HOW TO COMPLETE THIS TASK =>
Write out the entries exactly, pictures excluded.

^^^^^^^^^^^^^^^^

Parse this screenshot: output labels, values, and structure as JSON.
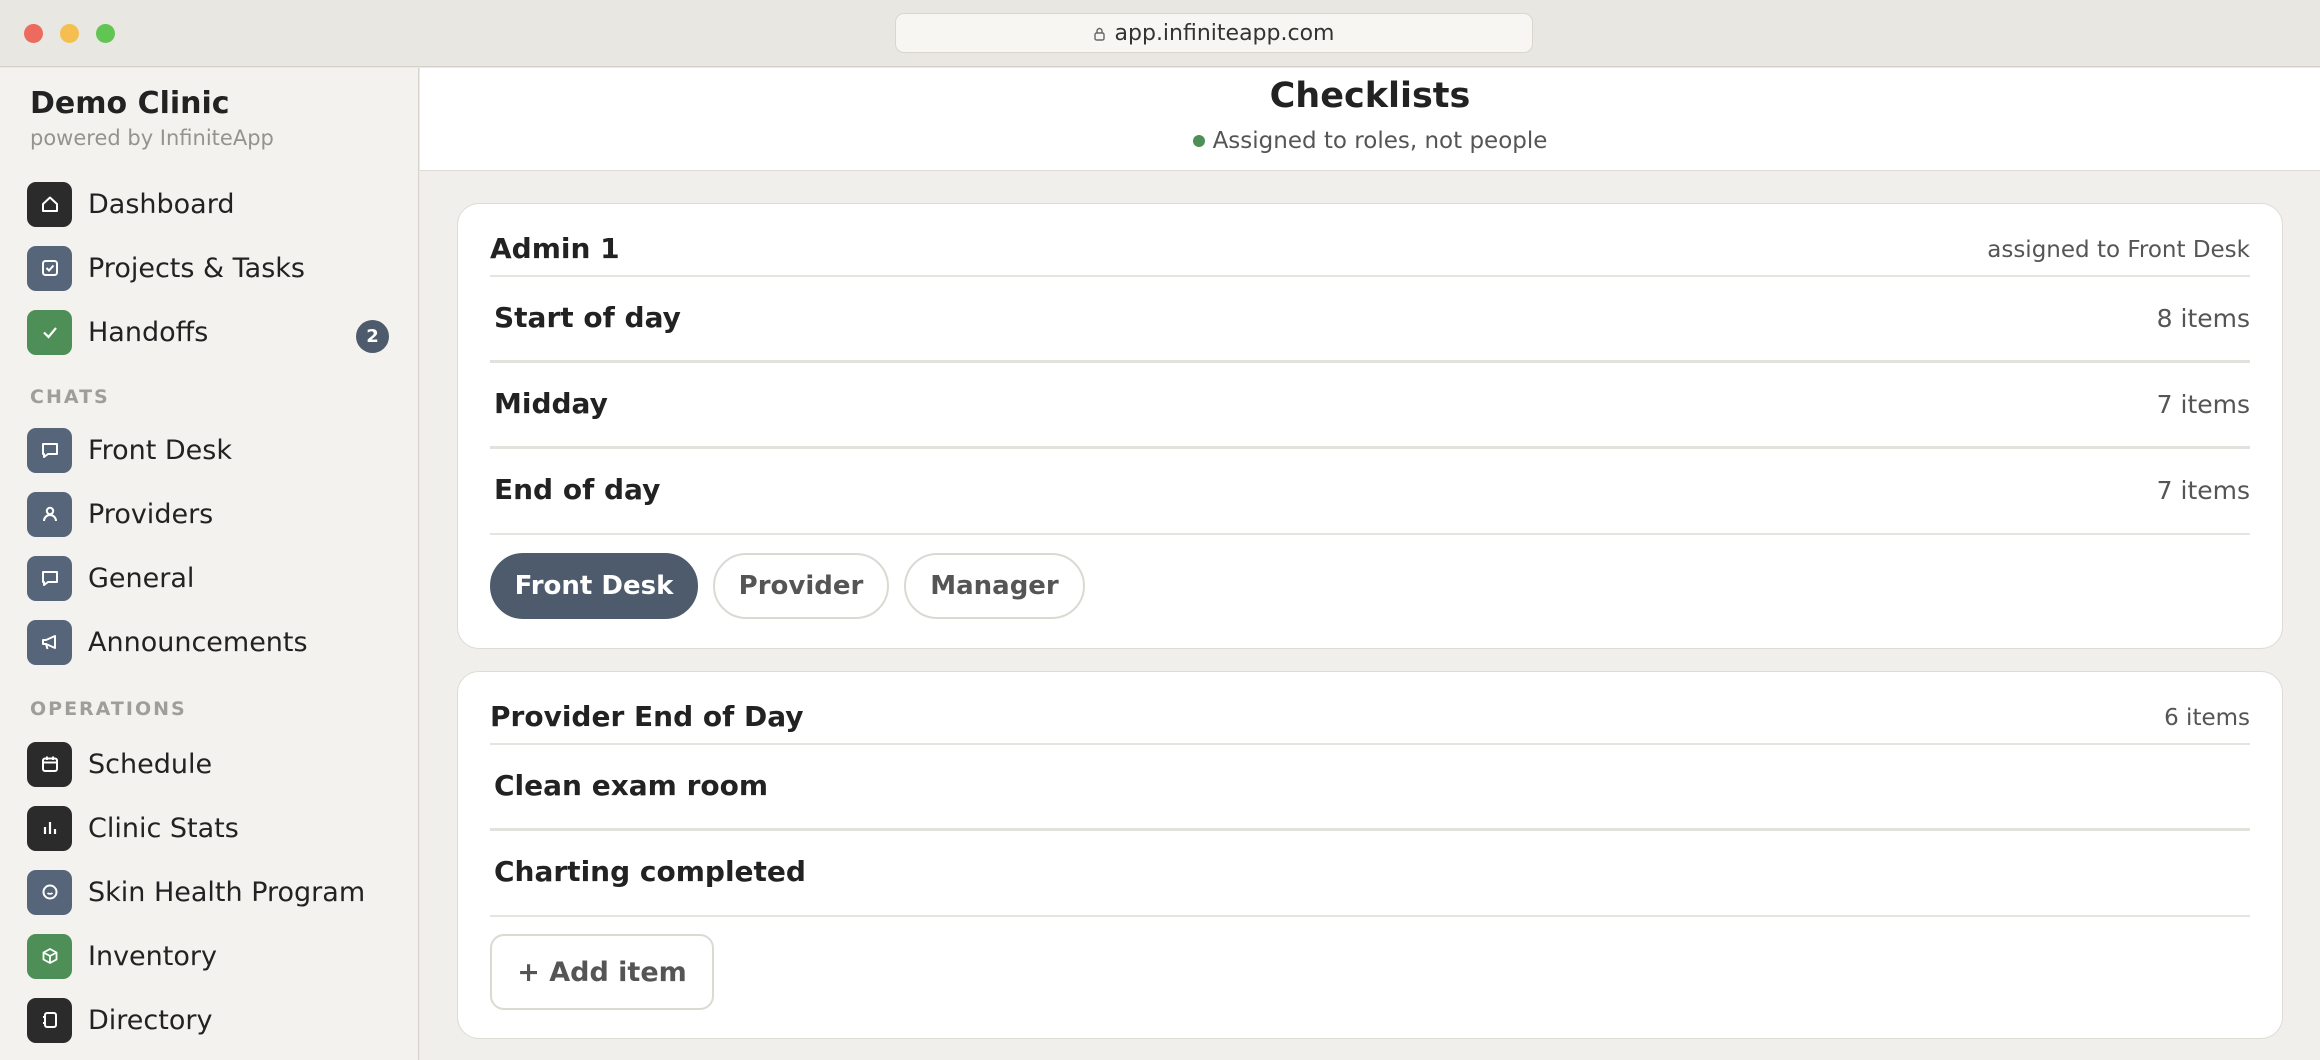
{
  "browser": {
    "url": "app.infiniteapp.com"
  },
  "sidebar": {
    "brand_title": "Demo Clinic",
    "brand_sub": "powered by InfiniteApp",
    "top_items": [
      {
        "label": "Dashboard",
        "icon": "home-icon"
      },
      {
        "label": "Projects & Tasks",
        "icon": "checkbox-icon"
      },
      {
        "label": "Handoffs",
        "icon": "check-icon",
        "badge": "2"
      }
    ],
    "chats_label": "CHATS",
    "chat_items": [
      {
        "label": "Front Desk",
        "icon": "chat-bubble-icon"
      },
      {
        "label": "Providers",
        "icon": "person-icon"
      },
      {
        "label": "General",
        "icon": "chat-bubble-icon"
      },
      {
        "label": "Announcements",
        "icon": "megaphone-icon"
      }
    ],
    "operations_label": "OPERATIONS",
    "operation_items": [
      {
        "label": "Schedule",
        "icon": "calendar-icon"
      },
      {
        "label": "Clinic Stats",
        "icon": "bar-chart-icon"
      },
      {
        "label": "Skin Health Program",
        "icon": "smile-circle-icon"
      },
      {
        "label": "Inventory",
        "icon": "box-icon"
      },
      {
        "label": "Directory",
        "icon": "contacts-book-icon"
      }
    ]
  },
  "main": {
    "title": "Checklists",
    "subtitle": "Assigned to roles, not people",
    "cards": [
      {
        "title": "Admin 1",
        "meta": "assigned to Front Desk",
        "rows": [
          {
            "label": "Start of day",
            "count": "8 items"
          },
          {
            "label": "Midday",
            "count": "7 items"
          },
          {
            "label": "End of day",
            "count": "7 items"
          }
        ],
        "roles": [
          "Front Desk",
          "Provider",
          "Manager"
        ],
        "active_role": "Front Desk"
      },
      {
        "title": "Provider End of Day",
        "meta": "6 items",
        "rows": [
          {
            "label": "Clean exam room"
          },
          {
            "label": "Charting completed"
          }
        ],
        "add_label": "+ Add item"
      }
    ]
  },
  "colors": {
    "accent_slate": "#4d5b6c",
    "accent_green": "#4e8f57",
    "icon_dark": "#2b2b2b"
  }
}
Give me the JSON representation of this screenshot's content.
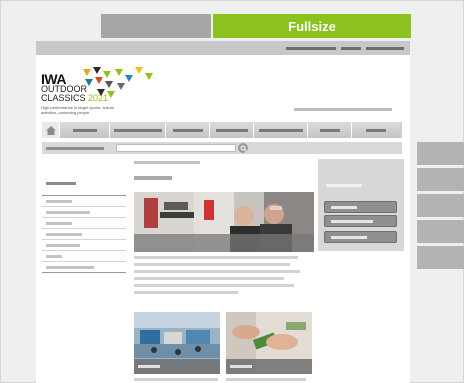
{
  "toggle": {
    "blank_label": "",
    "fullsize_label": "Fullsize",
    "active_color": "#8cc21f"
  },
  "logo": {
    "brand": "IWA",
    "line2": "OUTDOOR",
    "line3_a": "CLASSICS",
    "line3_year": "2021",
    "tagline": "High performance in target sports, leisure activities, protecting people"
  },
  "icons": {
    "home": "home-icon",
    "search": "search-icon"
  },
  "nav": {
    "items": [
      "",
      "",
      "",
      "",
      "",
      "",
      ""
    ]
  },
  "sidebar_tabs": [
    "",
    "",
    "",
    "",
    ""
  ]
}
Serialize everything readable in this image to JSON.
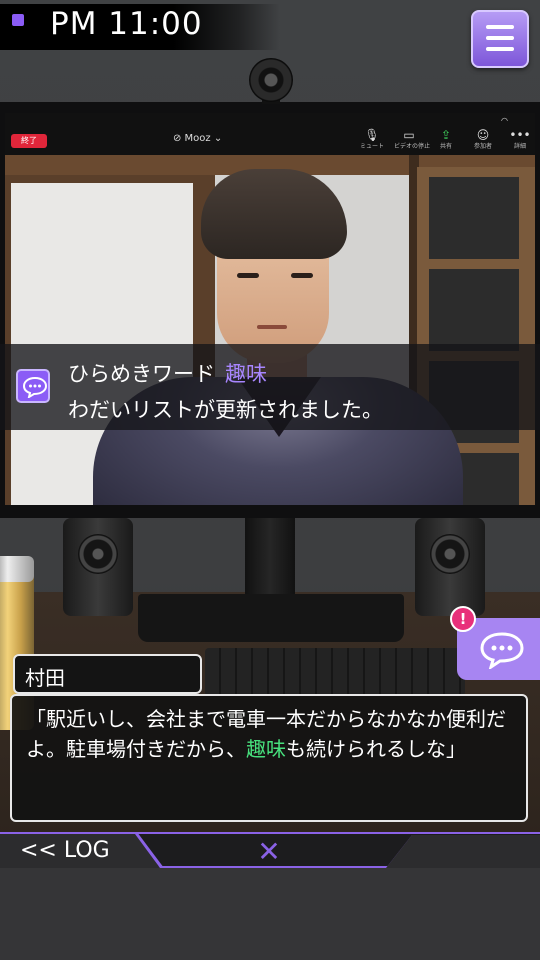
{
  "clock": {
    "time": "PM 11:00"
  },
  "video_call": {
    "end_label": "終了",
    "meeting_title": "⊘ Mooz ⌄",
    "toolbar": [
      {
        "icon": "microphone-icon",
        "label": "ミュート"
      },
      {
        "icon": "video-camera-icon",
        "label": "ビデオの停止"
      },
      {
        "icon": "share-icon",
        "label": "共有"
      },
      {
        "icon": "participants-icon",
        "label": "参加者"
      },
      {
        "icon": "more-icon",
        "label": "詳細"
      }
    ]
  },
  "notification": {
    "prefix": "ひらめきワード",
    "keyword": "趣味",
    "message": "わだいリストが更新されました。",
    "icon": "chat-bubble-icon",
    "accent_color": "#a886ff"
  },
  "chat_button": {
    "icon": "chat-bubble-icon",
    "badge": "!"
  },
  "dialog": {
    "speaker": "村田",
    "text_before": "「駅近いし、会社まで電車一本だからなかなか便利だよ。駐車場付きだから、",
    "highlight": "趣味",
    "text_after": "も続けられるしな」",
    "highlight_color": "#47e07d"
  },
  "bottom_bar": {
    "log_label": "<< LOG",
    "close_icon": "✕"
  },
  "colors": {
    "accent": "#8a62e6",
    "menu": "#a785f2"
  }
}
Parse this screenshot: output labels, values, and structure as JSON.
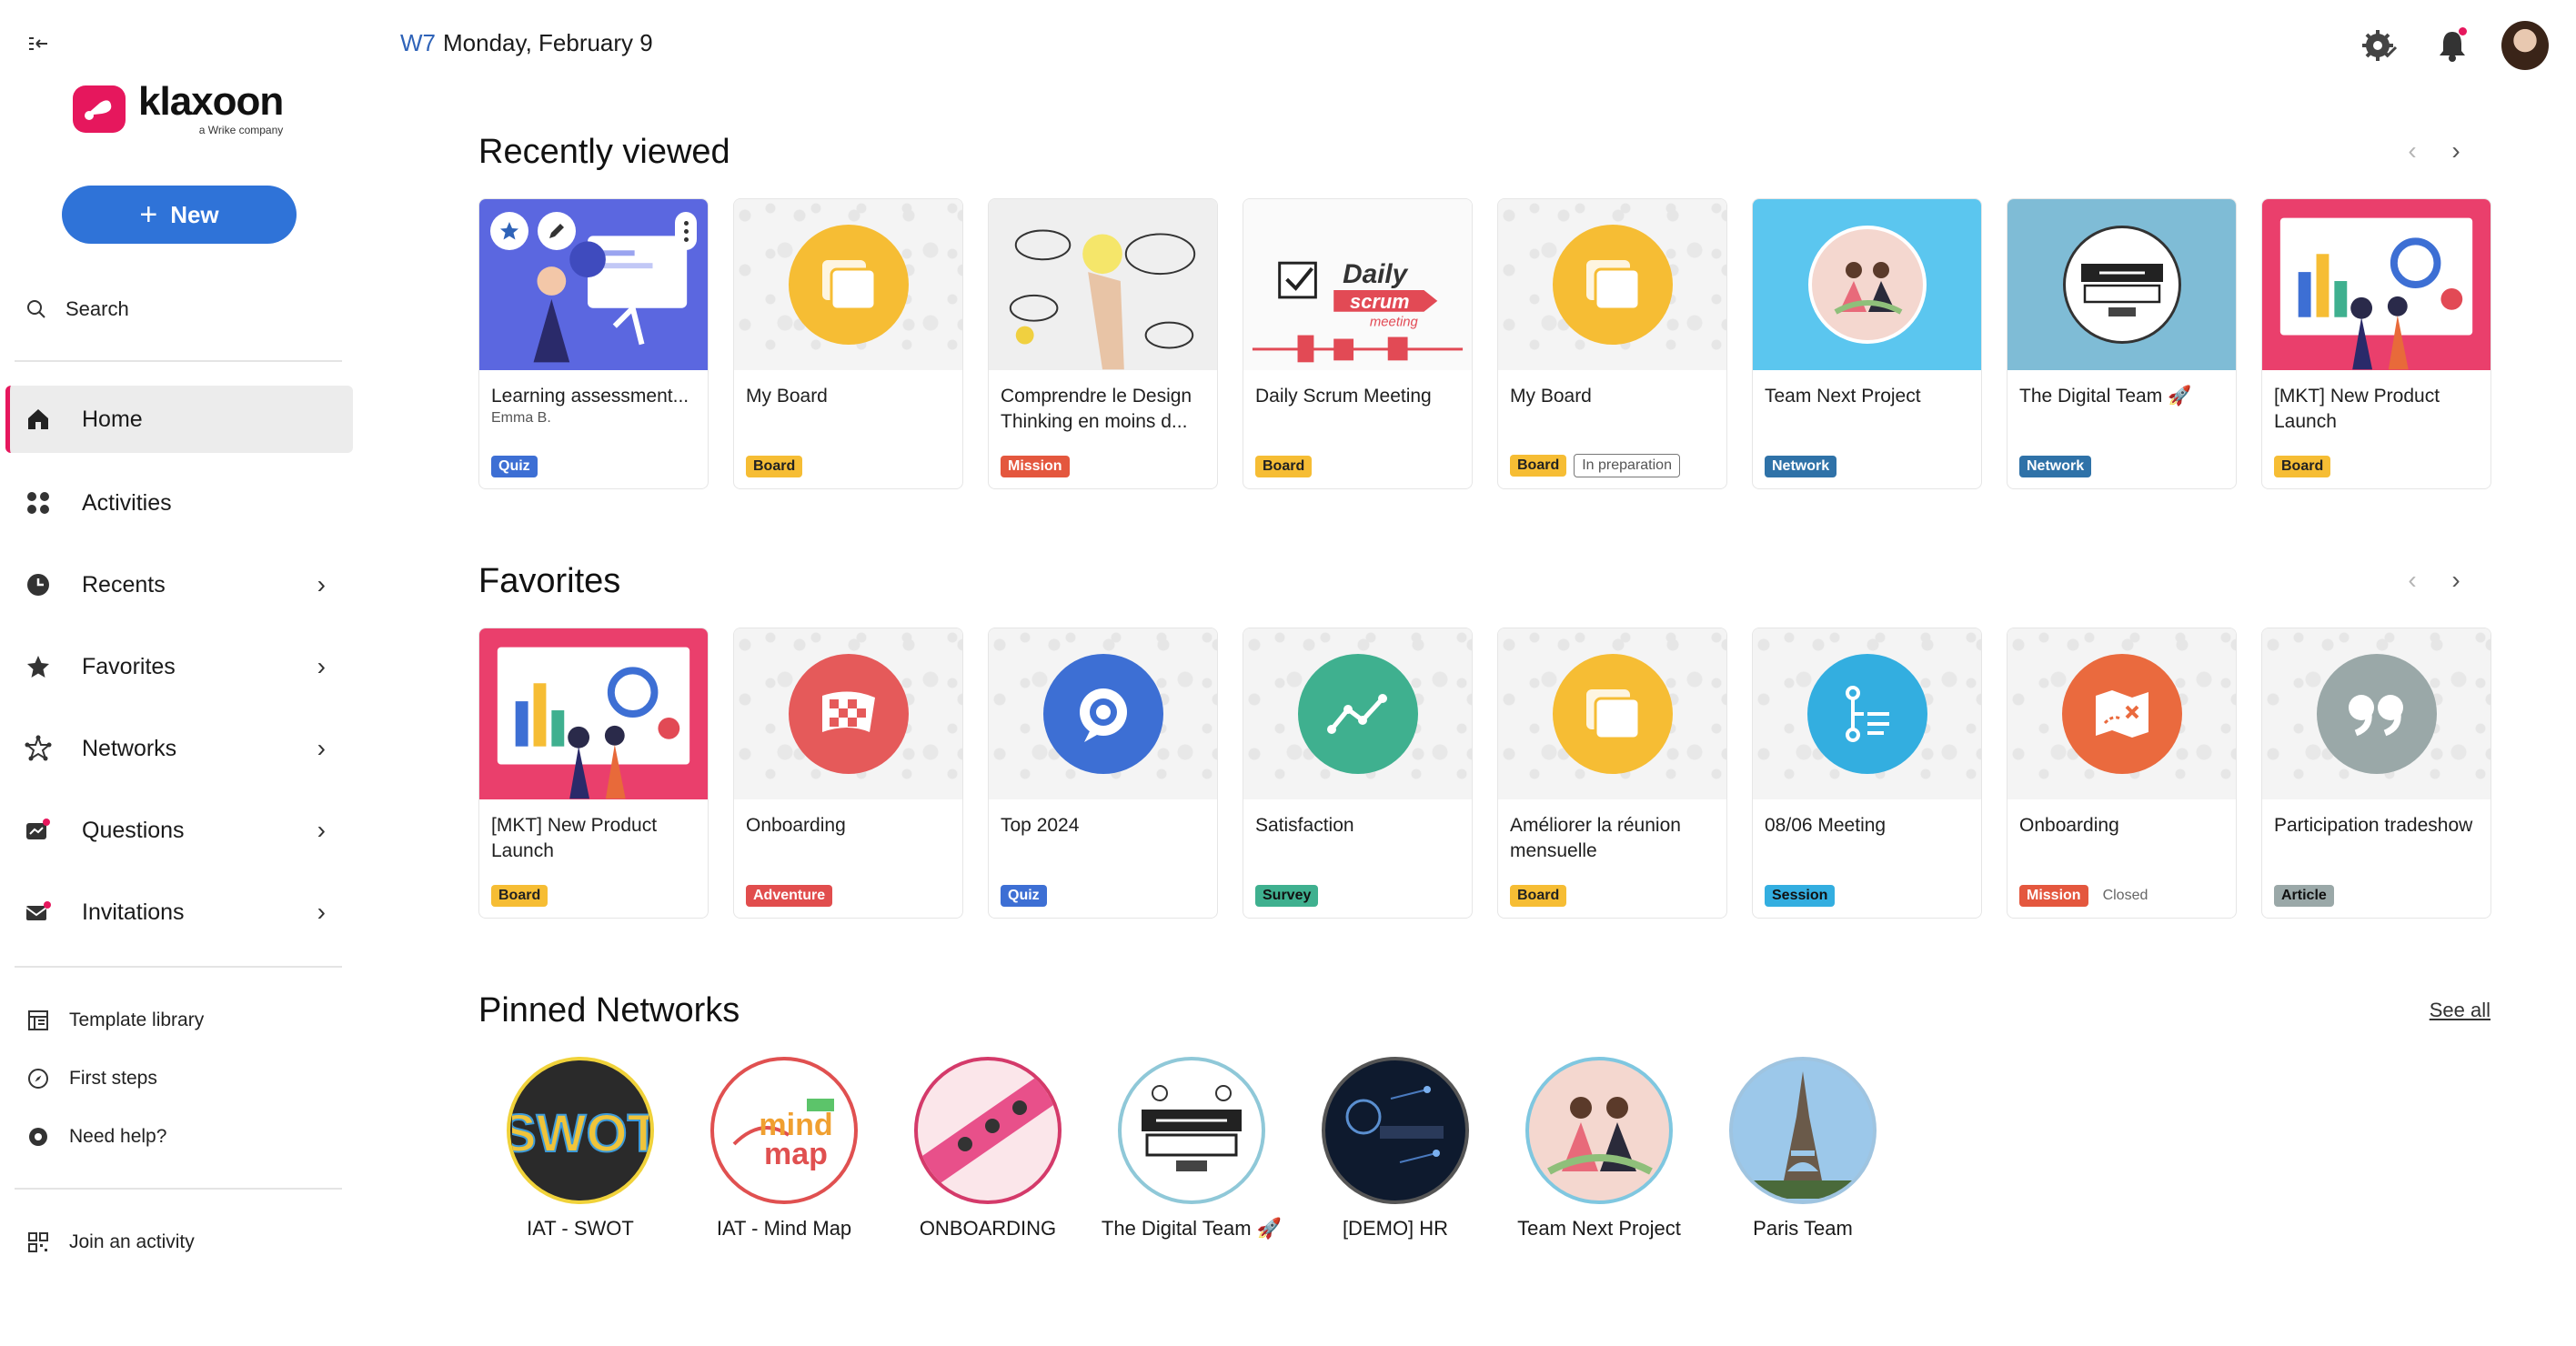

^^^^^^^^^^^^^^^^

ANSWER BOX =>
Parse this screenshot: output labels, values, and structure as JSON.
{
  "browser": {
    "url": "app.infiniteapp.com"
  },
  "sidebar": {
    "brand_title": "Demo Clinic",
    "brand_sub": "powered by InfiniteApp",
    "top_items": [
      {
        "label": "Dashboard",
        "icon": "home-icon"
      },
      {
        "label": "Projects & Tasks",
        "icon": "checkbox-icon"
      },
      {
        "label": "Handoffs",
        "icon": "check-icon",
        "badge": "2"
      }
    ],
    "chats_label": "CHATS",
    "chat_items": [
      {
        "label": "Front Desk",
        "icon": "chat-bubble-icon"
      },
      {
        "label": "Providers",
        "icon": "person-icon"
      },
      {
        "label": "General",
        "icon": "chat-bubble-icon"
      },
      {
        "label": "Announcements",
        "icon": "megaphone-icon"
      }
    ],
    "operations_label": "OPERATIONS",
    "operation_items": [
      {
        "label": "Schedule",
        "icon": "calendar-icon"
      },
      {
        "label": "Clinic Stats",
        "icon": "bar-chart-icon"
      },
      {
        "label": "Skin Health Program",
        "icon": "smile-circle-icon"
      },
      {
        "label": "Inventory",
        "icon": "box-icon"
      },
      {
        "label": "Directory",
        "icon": "contacts-book-icon"
      }
    ]
  },
  "main": {
    "title": "Checklists",
    "subtitle": "Assigned to roles, not people",
    "cards": [
      {
        "title": "Admin 1",
        "meta": "assigned to Front Desk",
        "rows": [
          {
            "label": "Start of day",
            "count": "8 items"
          },
          {
            "label": "Midday",
            "count": "7 items"
          },
          {
            "label": "End of day",
            "count": "7 items"
          }
        ],
        "roles": [
          "Front Desk",
          "Provider",
          "Manager"
        ],
        "active_role": "Front Desk"
      },
      {
        "title": "Provider End of Day",
        "meta": "6 items",
        "rows": [
          {
            "label": "Clean exam room"
          },
          {
            "label": "Charting completed"
          }
        ],
        "add_label": "+ Add item"
      }
    ]
  },
  "colors": {
    "accent_slate": "#4d5b6c",
    "accent_green": "#4e8f57",
    "icon_dark": "#2b2b2b"
  }
}
Give me the JSON representation of this screenshot's content.
{
  "toggle": {
    "blank_label": "",
    "fullsize_label": "Fullsize",
    "active_color": "#8cc21f"
  },
  "logo": {
    "brand": "IWA",
    "line2": "OUTDOOR",
    "line3_a": "CLASSICS",
    "line3_year": "2021",
    "tagline": "High performance in target sports, leisure activities, protecting people"
  },
  "icons": {
    "home": "home-icon",
    "search": "search-icon"
  },
  "nav": {
    "items": [
      "",
      "",
      "",
      "",
      "",
      "",
      ""
    ]
  },
  "sidebar_tabs": [
    "",
    "",
    "",
    "",
    ""
  ]
}
Serialize everything readable in this image to JSON.
{
  "clock": {
    "time": "PM 11:00"
  },
  "video_call": {
    "end_label": "終了",
    "meeting_title": "⊘ Mooz ⌄",
    "toolbar": [
      {
        "icon": "microphone-icon",
        "label": "ミュート"
      },
      {
        "icon": "video-camera-icon",
        "label": "ビデオの停止"
      },
      {
        "icon": "share-icon",
        "label": "共有"
      },
      {
        "icon": "participants-icon",
        "label": "参加者"
      },
      {
        "icon": "more-icon",
        "label": "詳細"
      }
    ]
  },
  "notification": {
    "prefix": "ひらめきワード",
    "keyword": "趣味",
    "message": "わだいリストが更新されました。",
    "icon": "chat-bubble-icon",
    "accent_color": "#a886ff"
  },
  "chat_button": {
    "icon": "chat-bubble-icon",
    "badge": "!"
  },
  "dialog": {
    "speaker": "村田",
    "text_before": "「駅近いし、会社まで電車一本だからなかなか便利だよ。駐車場付きだから、",
    "highlight": "趣味",
    "text_after": "も続けられるしな」",
    "highlight_color": "#47e07d"
  },
  "bottom_bar": {
    "log_label": "<< LOG",
    "close_icon": "✕"
  },
  "colors": {
    "accent": "#8a62e6",
    "menu": "#a785f2"
  }
}
Parse this screenshot: output labels, values, and structure as JSON.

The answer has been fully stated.